For smaller sets flux cored wire is used thereby negating the need for a seperate gas supply Tungsten Inert Gas (TIG) Also known as Gas Tungsten Arc Welding Frequently used in the welding of Aluminium brasses. Anouther technique is to add heat to the start area by starting the arc at an increased distance ( say 2 to 3 cm). The small heat effected zone is particularly important as super granulation causes a softening of yorcalbro leading to bulging and failure under pressure • The main advantages are • Easy to use in all positions • Stable welld directed heat with small heat effected zone and deep penetration • Clean smooth welds of high quality Technique-The basic technique is a cross between Stick welding and gas welding. and stainless steels. the torch is then brough quickly back to the more normal 1-2cm. To improve this the arc should be made on a seperate piece attached to the work piece. When finishing the weld the torch should be quickly brough out and the travel rate increase to reduce the heat in the weld pool before the trigger is released • • • Argon • Aluminium • Stainless Steel • Copper and copper alloys Carbon Dioxide • Ferrous metals Argon/CO2 mix • Ferrous Metals • Stainles steels Other gasses and gas mixes are in use but the above are the most common. Cunifer. Weaving the torch may be used for increasing the size of the weld lay. The arc is struck . This is a particularly effective weld process particularly for the aluminium brasses such as yorcalbro often found in sea water systesm.The angle of the torch will affect the degree of penetration. When startin on a cold workpiece penetration is reduced. Failure to do this leads to undercut and weaknes of the weld. It is important if doing this to pause at the extremes of each weave. Too small an angle will also reduce the effectiveness of the shield gas.

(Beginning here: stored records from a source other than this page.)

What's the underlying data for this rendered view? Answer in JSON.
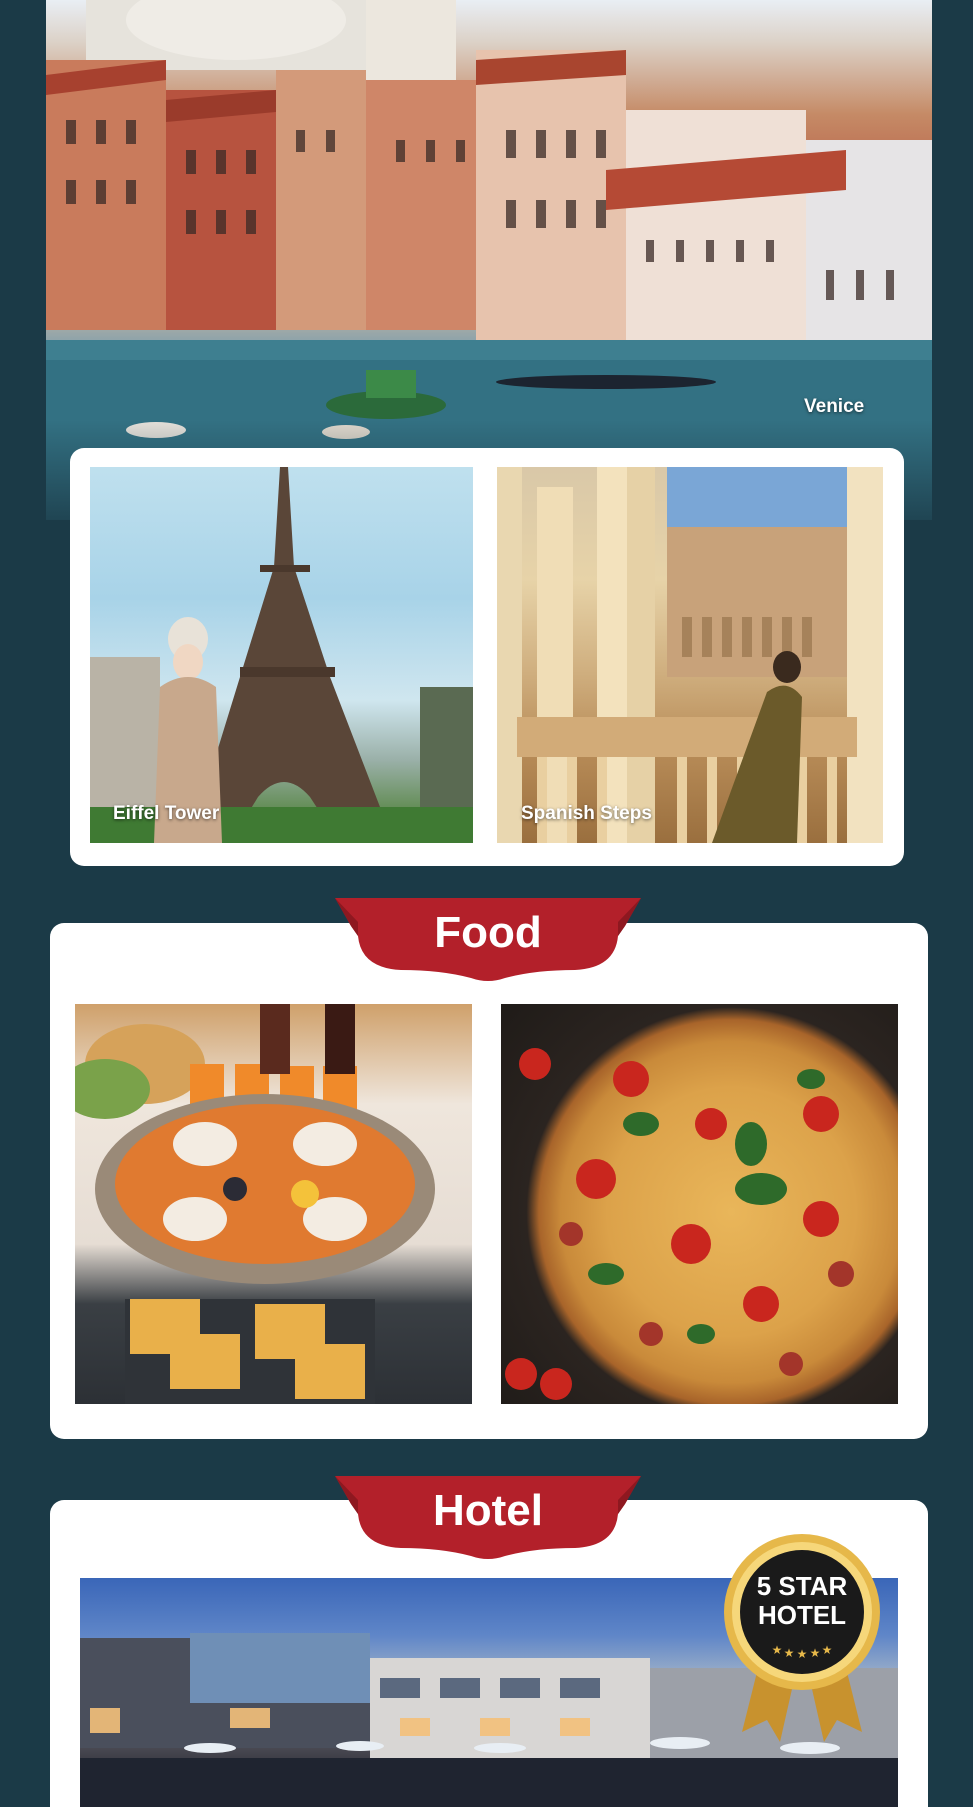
{
  "gallery": {
    "venice_caption": "Venice",
    "eiffel_caption": "Eiffel Tower",
    "spanish_caption": "Spanish Steps"
  },
  "sections": {
    "food_title": "Food",
    "hotel_title": "Hotel"
  },
  "badge": {
    "line1": "5 STAR",
    "line2": "HOTEL"
  },
  "colors": {
    "background": "#1b3a47",
    "ribbon": "#b3202a",
    "card": "#ffffff",
    "badge_gold": "#d4a63a"
  }
}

6 mm extends from the nozzle whose throat size is governed by the welding current. Air Arc Gouging This is a system similar in manner to standard gouging but using copper coated graphite rods through which compressed air is pumped. Gouging This refers to the technique of shaping or cutting metal using specialised electric arc rods. The electrode is grind. About 3 . The tungsten electrode does not melt. Oncew the arc is struck the angle is reduced to about 20' ( do not point the rod into the weld.For TIG the shield gas has the added requirement of preventing oxidation and cooling the tungsten electrode. The electrode holder is held at a 75' angle and thefiller rod held at 30' in the direction of the forehand travel. Electrode The electrode is tungsten or tungsten alloy ( with thorium or zirconium) which has a higher melting point. Too fine a point and the tip can melt and contaminate the weld. Too steep and the arc is unstable and penetration poor. the shield gas is ionised and a stable arc is formed. The rod melts the metal and the compressed air displaces it. . This system is seen in commmon use for underwater repairs. This allows for clean displacement of material. The arc is struck with the rod in the perpendicular position. The elctrode must be quickly brought up to the weld height to prevent contaminationof the weld pool. A filler rod of correct material is introduced in a similar fashion to gas welding.against the surface. Friction Stir Welding This very modern practice is now becoming increasingly used in shipbuilding particularly for joining aluminium. For vertical pieces the rod travel is down. using the technique shown above to a point.

There is no sparking.Two pieces of material are butted to gether. The weld is made in the semi solid state. fumes and a reducion in noise. Weld speeds are increase by about 10% over conventional means. The FSW head. . Heat is generated and the metal softened and forced around the the probe to the rear. In this way material from both pieces are merged and thus the join is main. consisting of a profiled probe rotating at high speed is brought into contact with the join.